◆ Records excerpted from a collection

◇ ◇ ◇ ◇ ◇

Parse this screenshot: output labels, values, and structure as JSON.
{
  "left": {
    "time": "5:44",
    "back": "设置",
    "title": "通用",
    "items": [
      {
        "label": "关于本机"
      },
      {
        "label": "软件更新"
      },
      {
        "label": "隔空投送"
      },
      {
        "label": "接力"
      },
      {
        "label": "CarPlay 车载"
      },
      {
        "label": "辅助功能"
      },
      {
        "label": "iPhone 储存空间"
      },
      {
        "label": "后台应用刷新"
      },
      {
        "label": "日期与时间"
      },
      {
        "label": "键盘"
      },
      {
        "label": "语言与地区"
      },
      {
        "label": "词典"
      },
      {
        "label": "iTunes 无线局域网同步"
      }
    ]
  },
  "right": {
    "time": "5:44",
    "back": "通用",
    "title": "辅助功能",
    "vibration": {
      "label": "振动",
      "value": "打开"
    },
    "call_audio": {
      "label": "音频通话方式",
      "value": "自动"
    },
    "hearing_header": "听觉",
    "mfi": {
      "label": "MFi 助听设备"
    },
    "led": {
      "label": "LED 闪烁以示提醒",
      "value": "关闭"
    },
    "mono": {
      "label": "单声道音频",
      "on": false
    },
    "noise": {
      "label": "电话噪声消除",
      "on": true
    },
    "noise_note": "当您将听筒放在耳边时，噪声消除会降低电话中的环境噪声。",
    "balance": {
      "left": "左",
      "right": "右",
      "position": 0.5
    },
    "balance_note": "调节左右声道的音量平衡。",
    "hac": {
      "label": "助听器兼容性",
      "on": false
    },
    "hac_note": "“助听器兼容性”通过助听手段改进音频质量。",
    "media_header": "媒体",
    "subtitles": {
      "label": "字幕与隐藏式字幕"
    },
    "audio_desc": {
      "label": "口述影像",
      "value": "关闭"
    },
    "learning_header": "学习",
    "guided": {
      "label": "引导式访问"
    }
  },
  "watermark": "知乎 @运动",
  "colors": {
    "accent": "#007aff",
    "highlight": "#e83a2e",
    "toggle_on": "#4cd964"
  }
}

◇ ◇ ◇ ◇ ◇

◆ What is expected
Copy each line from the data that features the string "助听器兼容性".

◆ Answer to this exercise
      "label": "助听器兼容性",
    "hac_note": "“助听器兼容性”通过助听手段改进音频质量。",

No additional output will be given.